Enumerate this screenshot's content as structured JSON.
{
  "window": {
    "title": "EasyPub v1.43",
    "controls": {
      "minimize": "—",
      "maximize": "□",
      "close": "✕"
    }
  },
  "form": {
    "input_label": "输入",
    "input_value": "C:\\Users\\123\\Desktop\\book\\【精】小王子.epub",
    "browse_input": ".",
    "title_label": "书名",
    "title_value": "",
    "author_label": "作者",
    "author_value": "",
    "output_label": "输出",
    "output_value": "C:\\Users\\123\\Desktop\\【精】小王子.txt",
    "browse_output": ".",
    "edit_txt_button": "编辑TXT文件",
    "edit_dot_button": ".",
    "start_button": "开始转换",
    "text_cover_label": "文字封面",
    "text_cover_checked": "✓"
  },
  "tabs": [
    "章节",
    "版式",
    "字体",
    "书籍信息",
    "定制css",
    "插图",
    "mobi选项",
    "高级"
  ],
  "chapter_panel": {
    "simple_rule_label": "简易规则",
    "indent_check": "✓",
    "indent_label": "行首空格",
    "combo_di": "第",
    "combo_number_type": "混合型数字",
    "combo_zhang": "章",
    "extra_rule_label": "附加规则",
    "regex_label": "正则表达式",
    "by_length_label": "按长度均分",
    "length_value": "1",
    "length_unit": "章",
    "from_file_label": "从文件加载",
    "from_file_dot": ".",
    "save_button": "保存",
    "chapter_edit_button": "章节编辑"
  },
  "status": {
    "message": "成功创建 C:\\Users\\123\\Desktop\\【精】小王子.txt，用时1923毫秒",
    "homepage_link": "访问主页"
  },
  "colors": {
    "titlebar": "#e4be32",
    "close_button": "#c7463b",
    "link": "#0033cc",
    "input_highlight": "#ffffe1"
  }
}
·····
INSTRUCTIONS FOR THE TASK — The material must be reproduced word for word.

RESULT OF THIS EXERCISE —
Enumerate this screenshot's content as structured JSON.
{
  "window": {
    "title": "EasyPub v1.43",
    "controls": {
      "minimize": "—",
      "maximize": "□",
      "close": "✕"
    }
  },
  "form": {
    "input_label": "输入",
    "input_value": "C:\\Users\\123\\Desktop\\book\\【精】小王子.epub",
    "browse_input": ".",
    "title_label": "书名",
    "title_value": "",
    "author_label": "作者",
    "author_value": "",
    "output_label": "输出",
    "output_value": "C:\\Users\\123\\Desktop\\【精】小王子.txt",
    "browse_output": ".",
    "edit_txt_button": "编辑TXT文件",
    "edit_dot_button": ".",
    "start_button": "开始转换",
    "text_cover_label": "文字封面",
    "text_cover_checked": "✓"
  },
  "tabs": [
    "章节",
    "版式",
    "字体",
    "书籍信息",
    "定制css",
    "插图",
    "mobi选项",
    "高级"
  ],
  "chapter_panel": {
    "simple_rule_label": "简易规则",
    "indent_check": "✓",
    "indent_label": "行首空格",
    "combo_di": "第",
    "combo_number_type": "混合型数字",
    "combo_zhang": "章",
    "extra_rule_label": "附加规则",
    "regex_label": "正则表达式",
    "by_length_label": "按长度均分",
    "length_value": "1",
    "length_unit": "章",
    "from_file_label": "从文件加载",
    "from_file_dot": ".",
    "save_button": "保存",
    "chapter_edit_button": "章节编辑"
  },
  "status": {
    "message": "成功创建 C:\\Users\\123\\Desktop\\【精】小王子.txt，用时1923毫秒",
    "homepage_link": "访问主页"
  },
  "colors": {
    "titlebar": "#e4be32",
    "close_button": "#c7463b",
    "link": "#0033cc",
    "input_highlight": "#ffffe1"
  }
}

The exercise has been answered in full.